If a line in the material below has the word "Password", copy it.

Dataset extract:
==*==

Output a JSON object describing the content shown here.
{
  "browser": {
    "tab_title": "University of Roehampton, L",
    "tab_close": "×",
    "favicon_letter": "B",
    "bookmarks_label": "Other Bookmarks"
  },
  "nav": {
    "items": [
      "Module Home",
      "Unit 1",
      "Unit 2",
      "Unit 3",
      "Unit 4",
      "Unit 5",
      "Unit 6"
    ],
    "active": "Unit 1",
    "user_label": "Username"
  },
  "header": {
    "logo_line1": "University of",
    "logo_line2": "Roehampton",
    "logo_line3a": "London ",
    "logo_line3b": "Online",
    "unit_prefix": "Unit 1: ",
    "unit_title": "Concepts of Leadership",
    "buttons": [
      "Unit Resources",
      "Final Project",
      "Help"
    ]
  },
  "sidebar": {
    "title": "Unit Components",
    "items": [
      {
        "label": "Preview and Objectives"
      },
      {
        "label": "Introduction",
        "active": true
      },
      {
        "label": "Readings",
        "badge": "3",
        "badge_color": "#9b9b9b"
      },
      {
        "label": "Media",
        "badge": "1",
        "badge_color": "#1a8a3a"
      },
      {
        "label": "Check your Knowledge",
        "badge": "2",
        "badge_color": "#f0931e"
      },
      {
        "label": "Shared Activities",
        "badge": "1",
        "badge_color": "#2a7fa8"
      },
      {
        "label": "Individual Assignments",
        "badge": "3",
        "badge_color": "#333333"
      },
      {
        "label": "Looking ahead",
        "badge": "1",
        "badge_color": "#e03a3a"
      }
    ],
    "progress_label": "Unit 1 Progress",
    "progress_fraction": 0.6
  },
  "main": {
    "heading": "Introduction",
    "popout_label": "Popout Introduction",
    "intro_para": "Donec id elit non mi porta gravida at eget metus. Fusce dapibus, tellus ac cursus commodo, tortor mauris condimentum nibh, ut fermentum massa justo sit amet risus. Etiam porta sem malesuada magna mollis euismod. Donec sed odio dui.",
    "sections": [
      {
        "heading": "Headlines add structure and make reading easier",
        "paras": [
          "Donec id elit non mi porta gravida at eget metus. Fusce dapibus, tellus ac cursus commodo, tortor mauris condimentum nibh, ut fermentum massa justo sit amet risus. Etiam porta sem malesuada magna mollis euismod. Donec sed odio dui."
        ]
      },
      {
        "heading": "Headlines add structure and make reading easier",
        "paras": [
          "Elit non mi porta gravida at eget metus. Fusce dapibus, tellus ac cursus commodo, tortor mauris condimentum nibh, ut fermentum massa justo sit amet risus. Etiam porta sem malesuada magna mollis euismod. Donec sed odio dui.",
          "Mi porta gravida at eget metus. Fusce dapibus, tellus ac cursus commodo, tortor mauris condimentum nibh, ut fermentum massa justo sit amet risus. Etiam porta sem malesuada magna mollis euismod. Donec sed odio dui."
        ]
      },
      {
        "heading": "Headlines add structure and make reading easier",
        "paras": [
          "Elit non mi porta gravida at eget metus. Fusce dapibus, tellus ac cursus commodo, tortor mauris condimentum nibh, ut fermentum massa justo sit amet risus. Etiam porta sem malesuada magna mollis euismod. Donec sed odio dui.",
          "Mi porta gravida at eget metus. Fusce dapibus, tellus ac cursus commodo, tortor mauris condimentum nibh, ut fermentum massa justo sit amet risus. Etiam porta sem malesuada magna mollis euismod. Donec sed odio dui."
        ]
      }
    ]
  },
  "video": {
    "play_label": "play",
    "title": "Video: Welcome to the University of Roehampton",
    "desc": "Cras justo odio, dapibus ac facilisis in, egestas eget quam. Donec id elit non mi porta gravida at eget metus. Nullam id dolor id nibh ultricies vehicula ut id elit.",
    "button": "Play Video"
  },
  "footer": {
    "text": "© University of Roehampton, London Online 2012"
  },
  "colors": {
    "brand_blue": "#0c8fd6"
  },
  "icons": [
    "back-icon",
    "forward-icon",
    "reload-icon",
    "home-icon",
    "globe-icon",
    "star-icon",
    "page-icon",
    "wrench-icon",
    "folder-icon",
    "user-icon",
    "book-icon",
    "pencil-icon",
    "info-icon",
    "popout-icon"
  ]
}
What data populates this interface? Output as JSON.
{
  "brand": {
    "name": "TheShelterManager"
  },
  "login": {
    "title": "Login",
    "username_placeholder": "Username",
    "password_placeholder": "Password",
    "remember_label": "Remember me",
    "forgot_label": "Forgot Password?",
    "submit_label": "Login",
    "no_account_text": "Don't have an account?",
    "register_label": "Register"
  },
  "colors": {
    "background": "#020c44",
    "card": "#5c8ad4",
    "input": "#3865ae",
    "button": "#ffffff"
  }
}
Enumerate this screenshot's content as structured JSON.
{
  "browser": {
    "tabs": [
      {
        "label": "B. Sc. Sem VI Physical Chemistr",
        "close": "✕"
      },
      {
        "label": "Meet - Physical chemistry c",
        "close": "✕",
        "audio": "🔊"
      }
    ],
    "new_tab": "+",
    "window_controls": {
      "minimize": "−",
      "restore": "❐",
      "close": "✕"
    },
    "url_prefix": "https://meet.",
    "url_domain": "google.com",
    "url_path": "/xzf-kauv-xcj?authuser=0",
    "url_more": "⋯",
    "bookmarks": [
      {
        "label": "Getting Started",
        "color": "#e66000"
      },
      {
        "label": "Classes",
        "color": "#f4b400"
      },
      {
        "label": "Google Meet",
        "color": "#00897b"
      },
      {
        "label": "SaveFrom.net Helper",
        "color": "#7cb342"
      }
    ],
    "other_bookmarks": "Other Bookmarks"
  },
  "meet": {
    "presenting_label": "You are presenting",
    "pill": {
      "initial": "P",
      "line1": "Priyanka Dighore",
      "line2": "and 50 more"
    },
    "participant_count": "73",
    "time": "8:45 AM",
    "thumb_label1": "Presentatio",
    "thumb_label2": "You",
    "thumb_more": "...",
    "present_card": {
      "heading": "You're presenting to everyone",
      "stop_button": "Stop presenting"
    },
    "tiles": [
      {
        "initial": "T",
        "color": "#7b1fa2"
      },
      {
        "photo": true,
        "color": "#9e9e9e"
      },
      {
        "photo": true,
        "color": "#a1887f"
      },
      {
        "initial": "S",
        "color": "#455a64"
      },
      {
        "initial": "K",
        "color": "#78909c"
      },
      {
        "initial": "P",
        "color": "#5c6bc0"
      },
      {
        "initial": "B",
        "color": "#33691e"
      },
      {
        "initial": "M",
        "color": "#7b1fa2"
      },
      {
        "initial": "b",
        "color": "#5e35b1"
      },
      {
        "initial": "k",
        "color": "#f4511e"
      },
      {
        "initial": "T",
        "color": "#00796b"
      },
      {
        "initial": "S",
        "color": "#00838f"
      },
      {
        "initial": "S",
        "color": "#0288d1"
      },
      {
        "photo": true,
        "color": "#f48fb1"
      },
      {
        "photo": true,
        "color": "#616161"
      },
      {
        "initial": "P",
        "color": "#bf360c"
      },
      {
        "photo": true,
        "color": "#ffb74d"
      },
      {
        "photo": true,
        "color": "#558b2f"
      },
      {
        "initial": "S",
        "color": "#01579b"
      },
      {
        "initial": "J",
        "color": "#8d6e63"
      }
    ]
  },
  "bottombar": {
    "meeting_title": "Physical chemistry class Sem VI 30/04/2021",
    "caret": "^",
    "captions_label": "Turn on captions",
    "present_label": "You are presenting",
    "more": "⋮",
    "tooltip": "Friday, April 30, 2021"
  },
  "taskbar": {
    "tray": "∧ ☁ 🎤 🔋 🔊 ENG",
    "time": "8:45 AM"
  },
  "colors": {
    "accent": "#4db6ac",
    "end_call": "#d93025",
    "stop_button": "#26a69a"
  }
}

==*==

Expected output:
    "password_placeholder": "Password",
    "forgot_label": "Forgot Password?",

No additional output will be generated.